This concession had been and should still be part of the Kinipan customary lands and forest—a sacred place that Kinipan communities had protected for generations, accessing natural resources only for small-scale domestic needs and for the performance of customary rituals. Now that the forest has been converted to an oil palm plantation, how can Rani and all community members maintain their responsible management? They have lost not only their ability to exert their rights but also their ability to practice their customary responsibilities.
For Rani and all the Kinipan communities, preserving and protecting the forest is both their right and their obligation.
For Rani and all the Kinipan communities, preserving and protecting the forest is both their right and their obligation. Deforestation has erased all that because it has taken everything from nature: not just the trees but all the life in the forest — biodiversity, animal habitats, and livelihood sources for Indigenous people. As humans, we have the right to use natural resources, but we also have the responsibility to maintain them the way they should be.
With a broken heart, Rani sat down on a felled tree and started to sing her rayah. I could feel the strong message that Rani wanted to deliver behind her sadness. We need unity to fight this deforestation. If we love the forest, it means that we must preserve it as our precious inheritance for posterity — not just for us who can experience the Kinipan forest today but also for the next generations in the future. It was a call for us to join her and all Kinipan communities’ struggle.

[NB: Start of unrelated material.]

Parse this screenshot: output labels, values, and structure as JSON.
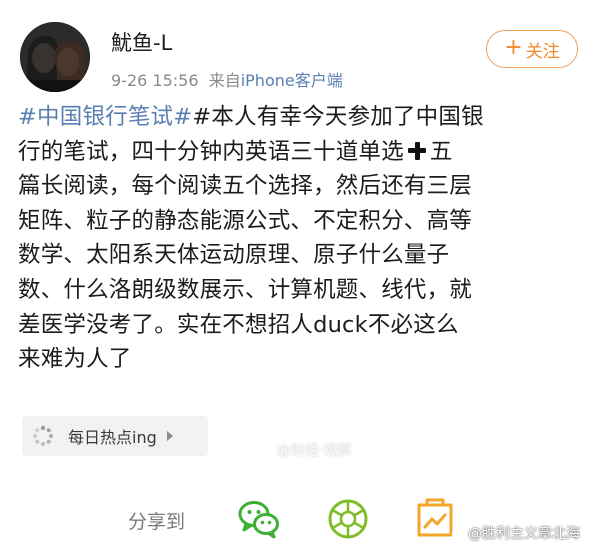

They don’t want to give up. They persist to this day. They have done many protests and lobbied the government and the plantation companies. They even got criminalized, but that won’t stop them at all.
Now, they are advocating for state recognition of their Customary Law Society status. According to Indonesian law, this recognition is important in view of proposing the forest’s status as a Customary Forest — a strategy to ensure that no more extractive activities are allowed and no more forest is destroyed. Even this, though, isn’t easy at all — too many rules, intrigues, and tricks.
Fast forward to 2022, when I had an opportunity to interview Rani properly. I posed the question I had been dying to ask her: “Why did you choose the rayah as a tool in the struggle for Kinipan?”
“It’s a form of expression,” she answered. “A lament, a prayer, which is then followed by feeling,” she added.
Rani told me that while performing the rayah sometimes she cries, showing her true feeling from the bottom of her heart. It is sincere. It conveys the sincerity with which she wants to tell other people about the sadness in her heart as she sees their forest being lost.
Rani wants to tell other people about the sadness in her heart as she sees their forest being lost.
It’s the sincerity that Rani hopes will touch the minds and hearts of government, companies, and the public, raising awareness to stop this endless and senseless nature destruction. “We really love this forest,” said Rani.
Since then, I have seen Rani and recorded her rayah frequently. The lyrics evolve along with the evolving situation in Kinipan. Rani never gives up voicing her opinion, her message, and her feeling through her rayah, invoking the success of the Kinipan struggle.
Last but not least, Rani’s story is only one of many similar stories of Indigenous women who have fought for their lands and forests to this day — people who battle for their rights but never forget to carry out their responsibilities as forest guardians. I believe there are more of them who face the same situation as Rani. I hope Rani’s spirit can reach them and make them all stronger together.
Hear Rani sing her raya in Save Our Borneo’s video Rani’s Raya.
Pinarsita Juliana is a filmmaker and activist from Borneo, Indonesia. She was born a Bataknese and Dayak Ngaju. Since 2014, she has been documenting issues of human rights and the environment through film and video. Pinar started working with NGOs in 2015 and now is the manager of advocacy and campaigns at Save Our Borneo. Read more from Pinarsita Juliana.